The Flower of Bristol

The Lychnis chalcedonica has been associated with the city and people of Bristol since the 1600’s. The dye this vivid little flower produced amazed contemporary commentators more used to the comparatively drab hues on offer by our native flora. Thereafter the rich red cloth produced in Bristol was daubed ‘Nonesuch Red’, a abbreviation of the early modern phrase ‘there be nonesuch [nothing] like it’ that to the modern ear can be best summed up as ‘without equal’. Fittingly it was ‘Nonesuch Red’ that the young Bristol university chose as the colour for it’s academic hoods and ‘Nonesuch’ was the name given to one of UBBC’s very first racing shells. To this day the colour remains a key ingredient to our Boat Club and University's identity, and the flower can be found growing wild in areas of the Avon Gorge.

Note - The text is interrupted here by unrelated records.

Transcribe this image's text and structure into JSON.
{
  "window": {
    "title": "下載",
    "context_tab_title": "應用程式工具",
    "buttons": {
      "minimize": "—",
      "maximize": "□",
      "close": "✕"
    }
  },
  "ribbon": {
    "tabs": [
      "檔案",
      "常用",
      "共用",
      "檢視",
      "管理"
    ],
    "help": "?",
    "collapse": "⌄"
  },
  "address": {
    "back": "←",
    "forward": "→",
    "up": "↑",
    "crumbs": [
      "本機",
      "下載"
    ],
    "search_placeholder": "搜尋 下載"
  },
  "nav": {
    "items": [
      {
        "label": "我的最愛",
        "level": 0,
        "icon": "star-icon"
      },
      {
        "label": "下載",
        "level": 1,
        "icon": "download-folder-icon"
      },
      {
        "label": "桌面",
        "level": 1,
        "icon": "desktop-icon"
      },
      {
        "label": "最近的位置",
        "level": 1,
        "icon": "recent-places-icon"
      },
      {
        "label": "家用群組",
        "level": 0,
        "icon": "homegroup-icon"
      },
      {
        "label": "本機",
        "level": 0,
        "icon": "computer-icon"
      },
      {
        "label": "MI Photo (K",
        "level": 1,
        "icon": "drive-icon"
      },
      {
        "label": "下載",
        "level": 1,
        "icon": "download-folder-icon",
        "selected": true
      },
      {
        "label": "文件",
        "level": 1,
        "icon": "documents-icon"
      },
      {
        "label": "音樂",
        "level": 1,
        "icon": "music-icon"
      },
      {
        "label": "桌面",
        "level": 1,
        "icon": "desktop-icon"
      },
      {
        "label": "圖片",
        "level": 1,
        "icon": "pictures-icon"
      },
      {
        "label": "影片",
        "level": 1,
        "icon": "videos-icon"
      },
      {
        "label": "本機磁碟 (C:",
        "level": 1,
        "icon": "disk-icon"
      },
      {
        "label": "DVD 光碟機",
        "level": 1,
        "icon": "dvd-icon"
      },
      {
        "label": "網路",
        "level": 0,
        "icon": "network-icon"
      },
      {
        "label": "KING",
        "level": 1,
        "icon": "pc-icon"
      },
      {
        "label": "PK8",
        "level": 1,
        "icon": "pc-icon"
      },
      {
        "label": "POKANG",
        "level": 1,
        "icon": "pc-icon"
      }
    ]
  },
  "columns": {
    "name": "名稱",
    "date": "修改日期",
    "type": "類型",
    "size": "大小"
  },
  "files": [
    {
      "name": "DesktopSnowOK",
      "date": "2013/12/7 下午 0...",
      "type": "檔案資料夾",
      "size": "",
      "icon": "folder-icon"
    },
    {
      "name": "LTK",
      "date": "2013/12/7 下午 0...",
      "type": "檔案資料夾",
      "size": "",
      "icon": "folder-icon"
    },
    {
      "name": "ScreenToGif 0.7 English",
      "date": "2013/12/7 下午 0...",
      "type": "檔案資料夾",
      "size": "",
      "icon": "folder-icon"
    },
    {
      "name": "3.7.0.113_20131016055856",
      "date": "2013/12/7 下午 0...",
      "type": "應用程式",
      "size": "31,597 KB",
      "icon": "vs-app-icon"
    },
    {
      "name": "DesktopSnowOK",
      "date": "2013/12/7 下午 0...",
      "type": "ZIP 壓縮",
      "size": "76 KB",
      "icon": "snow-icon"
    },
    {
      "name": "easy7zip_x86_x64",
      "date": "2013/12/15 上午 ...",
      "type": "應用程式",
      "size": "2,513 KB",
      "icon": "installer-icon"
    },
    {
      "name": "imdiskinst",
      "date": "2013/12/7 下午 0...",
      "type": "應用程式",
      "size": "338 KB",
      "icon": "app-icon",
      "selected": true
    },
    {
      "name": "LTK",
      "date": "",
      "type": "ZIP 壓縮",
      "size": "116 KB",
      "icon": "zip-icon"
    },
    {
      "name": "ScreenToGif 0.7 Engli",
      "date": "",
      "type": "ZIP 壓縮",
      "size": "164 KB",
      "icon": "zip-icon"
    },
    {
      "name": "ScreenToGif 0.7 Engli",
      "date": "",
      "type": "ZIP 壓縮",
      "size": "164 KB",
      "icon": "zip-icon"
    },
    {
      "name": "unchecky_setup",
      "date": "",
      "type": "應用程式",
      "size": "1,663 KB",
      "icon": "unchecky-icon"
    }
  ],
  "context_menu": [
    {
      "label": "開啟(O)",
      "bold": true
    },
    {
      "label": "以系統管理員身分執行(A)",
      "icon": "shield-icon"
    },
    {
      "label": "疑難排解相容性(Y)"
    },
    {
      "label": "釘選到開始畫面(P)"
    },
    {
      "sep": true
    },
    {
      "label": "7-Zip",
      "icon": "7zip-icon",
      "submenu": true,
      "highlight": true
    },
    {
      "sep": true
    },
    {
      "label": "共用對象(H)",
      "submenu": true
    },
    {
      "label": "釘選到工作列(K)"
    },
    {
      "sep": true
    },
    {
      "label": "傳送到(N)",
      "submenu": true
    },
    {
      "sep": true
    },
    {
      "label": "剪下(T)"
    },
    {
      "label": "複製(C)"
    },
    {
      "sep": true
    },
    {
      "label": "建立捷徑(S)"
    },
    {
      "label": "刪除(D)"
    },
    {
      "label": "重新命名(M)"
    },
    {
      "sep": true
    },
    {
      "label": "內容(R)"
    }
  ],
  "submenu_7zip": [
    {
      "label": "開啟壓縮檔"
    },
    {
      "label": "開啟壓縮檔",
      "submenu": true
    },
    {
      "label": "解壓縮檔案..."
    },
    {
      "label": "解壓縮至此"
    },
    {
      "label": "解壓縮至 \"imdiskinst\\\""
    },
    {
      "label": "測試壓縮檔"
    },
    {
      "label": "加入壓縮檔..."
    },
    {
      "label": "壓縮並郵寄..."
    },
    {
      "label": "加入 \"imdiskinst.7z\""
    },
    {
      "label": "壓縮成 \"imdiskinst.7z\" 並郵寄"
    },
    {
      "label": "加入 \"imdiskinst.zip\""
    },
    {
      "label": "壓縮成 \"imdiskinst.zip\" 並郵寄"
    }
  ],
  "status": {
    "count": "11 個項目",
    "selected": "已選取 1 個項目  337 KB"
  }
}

When UBBC’s Alumni first began racing in the late 00’s Nonesuch BC was the racing name adopted (Conchord ‘go supersonic or explode’ BC being a close runner up). As we move forward to further strengthen our ties with and support for the current club there can be no more fitting symbol for UBBC’s Alumni than the Nonesuch Flower, an emblem of enterprise, brilliance and Bristol.